The national average for the pedestrian fatality rate in cities during 2013 was 1.50 (per 100,000 population). In Boston, seven people were killed in pedestrian accidents, which accounted for 43.8 percent of the total traffic-related fatalities. The pedestrian fatality rate in Boston was lower than the national average, at 1.08.
5. Time of Day When Pedestrian Accidents Take Place
More fatal pedestrian accidents occur in the overnight hours (72 percent), than during the daylight hours (25 percent), at dawn (two percent) and at dusk (two percent) combined. The time of day when the majority of pedestrians are killed in vehicle-related accidents varies depending on the time of year.
Most fatal pedestrian accidents in winter take place between the hours of 6:00 p.m. and 8:59 p.m. In the spring, 25 percent of pedestrian fatalities occur between 9:00 p.m. and 11:59 p.m. Pedestrian fatalities in the summer months were most likely to occur between 9:00 p.m. and 11:59 p.m., as well. During the fall months, 31 percent of fatalities involving pedestrians take place from 6:00 p.m. to 8:59 p.m.
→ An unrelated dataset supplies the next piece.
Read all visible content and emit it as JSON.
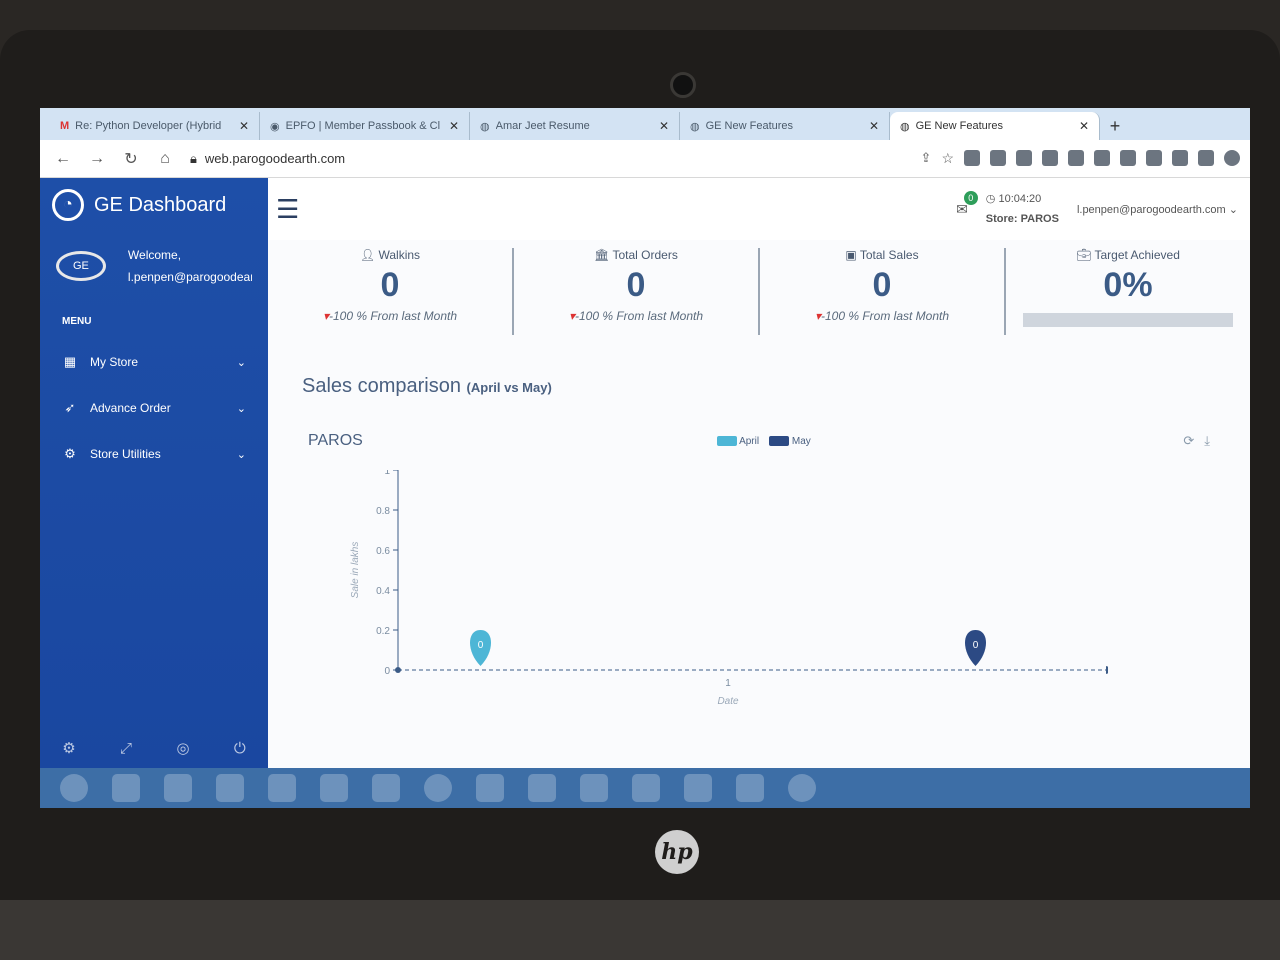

On the weekends, the highest number of pedestrian fatalities take place between 6:00 p.m. and 11:59 p.m., whereas during the week, the majority of fatalities occur between 6:00 p.m. to 8:59 p.m.
Important Safety Reminders for Pedestrians
Pedestrians who are aware of when and where most pedestrian accidents take place, as well as how vehicle size and the involvement of alcohol contribute pedestrian fatalities, will be better equipped to protect themselves from injury or harm. These are some of the important safety reminders for pedestrians to keep at top of mind:
- Always walk on a sidewalk or along a designated path, when available.
- In cases where no sidewalk or path exists, walk along the shoulder of the road against the flow of traffic.
- Avoid distractions such as cell phones, electronic devices, MP3 players or iPods while walking. These devices can cause you to take your eyes, ears and attention off the road, thus making you more susceptible to becoming the victim of a pedestrian accident.
- Never make the assumption that a driver can see you. Be sure to make eye contact and wait for the vehicle to slow down or stop before crossing.
- Your behavior should always be predictable. Cross at designated crosswalks, yield to traffic in intersections and avoid jaywalking whenever possible.
- Make yourself visible to traffic by wearing bright clothing in the daylight hours, and reflective material on your clothing at night.
- When walking at night, be sure to carry a flashlight.
- Avoid consuming alcohol or taking drugs before going on a walk, as these substances can impair your judgment and reaction time.
Important Safety Reminders for Drivers
Drivers have a responsibility to be alert for pedestrians at all times when driving. If you are planning to drive in Boston, or along any of the highways and roads throughout Massachusetts, you can minimize your risk of being involved in a pedestrian accident by:
- Always coming to a stop and giving the right of way to pedestrians at crosswalks.
- Watching out for pedestrians, even in places where you may not expect them. This is particularly important at dawn, dusk, during evening hours or when weather is poor.
- Avoid passing any vehicle that has come to a stop at a crosswalk or intersection, as the driver may have come to a stop to allow a pedestrian to cross.
- When approaching a turn or intersection, always be prepared to slow down and stop for pedestrians.
- Never drink and drive, or drive under the influence of a controlled substance.
- Adhere to posted speed limit signs at all times.
- Slow down in school zones or when children are present. Staying alert in these neighborhoods can help prevent causing injury or death to a young child.
- National Highway Traffic Safety Administration: Traffic Safety Facts 2013 Data: Pedestrians